The Occupation was spurred by the failure of your tribe to impeach and remove from office one evil BIA-backed Richard Wilson, under whose rule began a reign of terror on the traditionalists at Pine Ridge, over 50 of Wilson’s enemies were shot and killed, with absolutely no legal consequences. Dickie’s private militia, called the GOON Squad (Guardians of the Ogallala Nation) was closely allied with the FBI, who had brought them weapons to use against their own people. Use them they did. Was one of the murdered possibly your grandmother or grandfather?
Ah, I see you are nodding in remembrance of those hideous days. They culminated in the killings of two FBI agents who were on the Rez helping Dickie. Yes, Leonard Peltier was convicted of their murder, and will die in jail, even though the trial was crap, exculpatory evidence was withheld, in another show trial travesty of justice. Someone had to pay; he has.
I feel your nose quiver with the scent of the Indigenous sovereign rights and determination movements all over Turtle Island that are wafting through the air; what a glorious and refreshing spirit it brings! And the sounds that accompany it: drumming. One heartbeat…da-dum…one heartbeat…da-dum…the simplest song of freedom: the rhythm of the drums…the round dances of Idle No More, their calls to a Sovereign Summer. The Lakota Grandmothers Tour, culminating in their failed attempt to deliver articles of Genocide against the US government to Ban Ki Moon just last month. See now the Lakota training sessions to block the Tarsands pipeline, and the marches to force the closing of the liquor stores in White Clay, Nebraska, just off the statutorily alcohol-free reservation’s boundary. ‘You will not profit any more from keeping our members saturated in alcohol!’ the Bravehearts cry.

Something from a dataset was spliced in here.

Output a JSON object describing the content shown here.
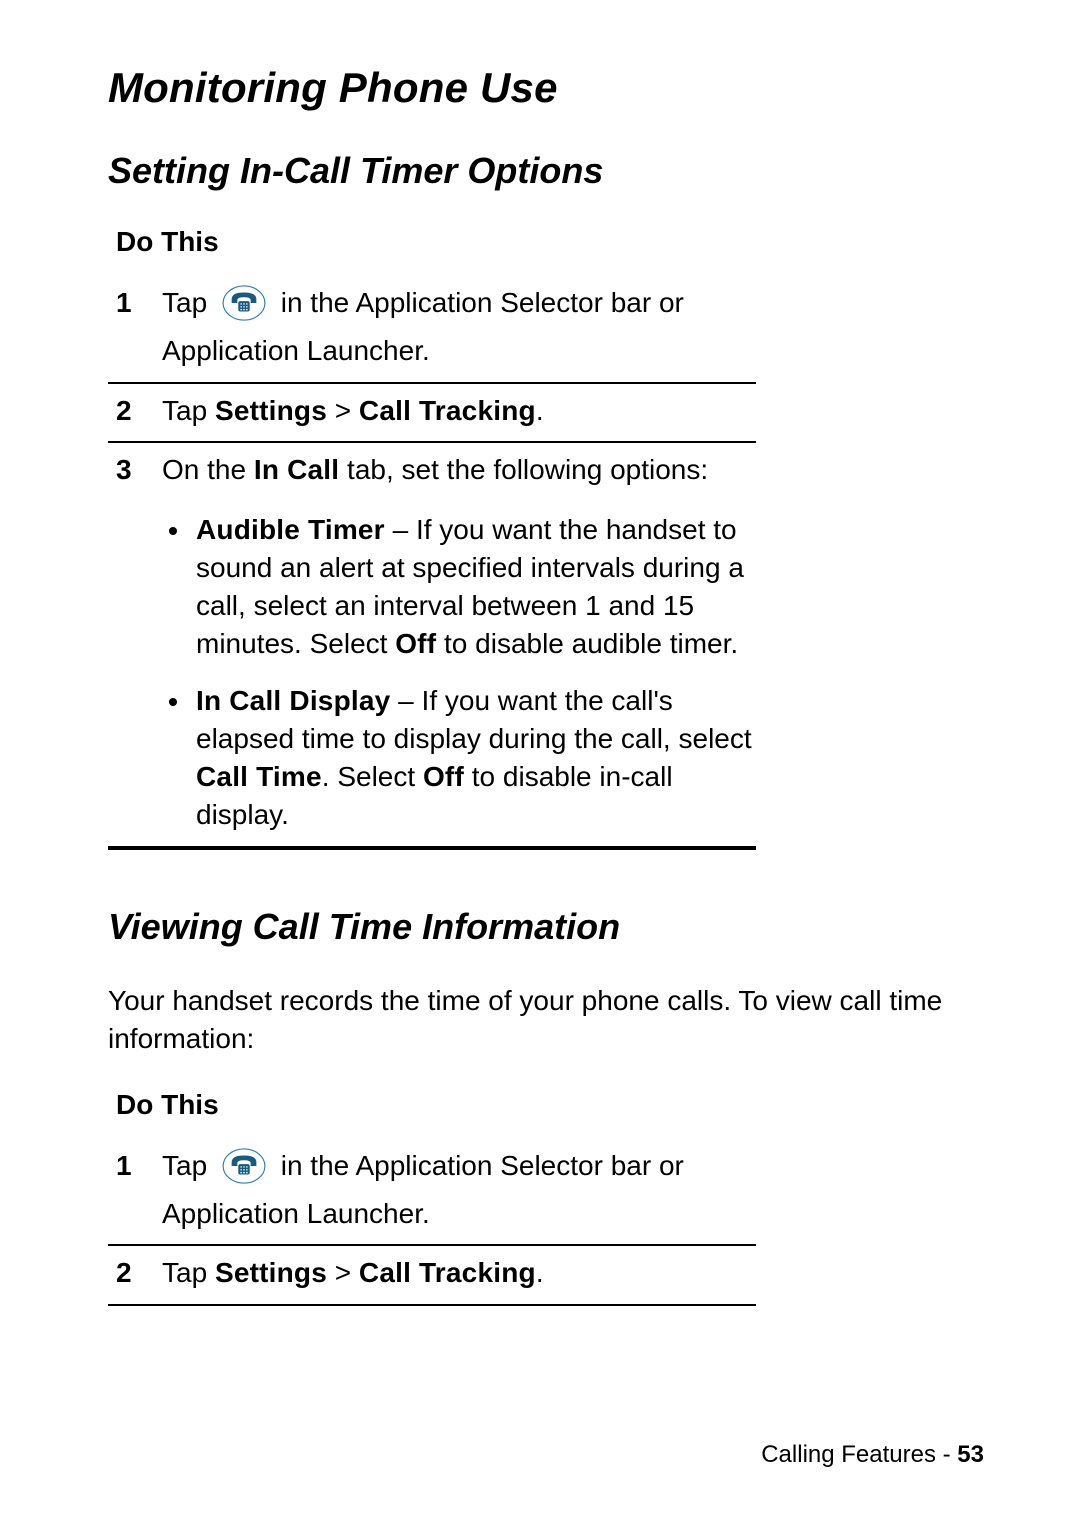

‘Arise, Lakota Oyate! Rise up, all Turtle Island Indigenous! Teach the young about the Old Ways, and remind them of their power to change the world, and bring health and peace to our people! Remind them them of our cry: ‘Mitaku Oyasin!’, or ‘All of us are relatives’. And teach them, and people of all races and creeds these great words of the holy man Black Elk:
‘The first peace, which is the most important, is that which comes within the souls of people when they realize their relationship, their oneness, with the universe and all its powers, and when they realize that at the center of the universe dwells Wakan-Tanka , and that this center is really everywhere, it is within each of us. This is the real peace, and the others are but reflections of this. The second peace is that which is made between two individuals, and the third is that which is made between two nations. But above all you should understand that there can never be peace between nations until there is known that true peace, which, as I have often said, is within the souls of men.’
With the memory of all you have seen on your travels, please enjoy this bit of a new documentary made in conjunction with the Lakota Grandmothers Rising! Alliance.
(cross-posted at Café-Babylon.net) (image courtesy of Dan Goldman, via Flickr commons)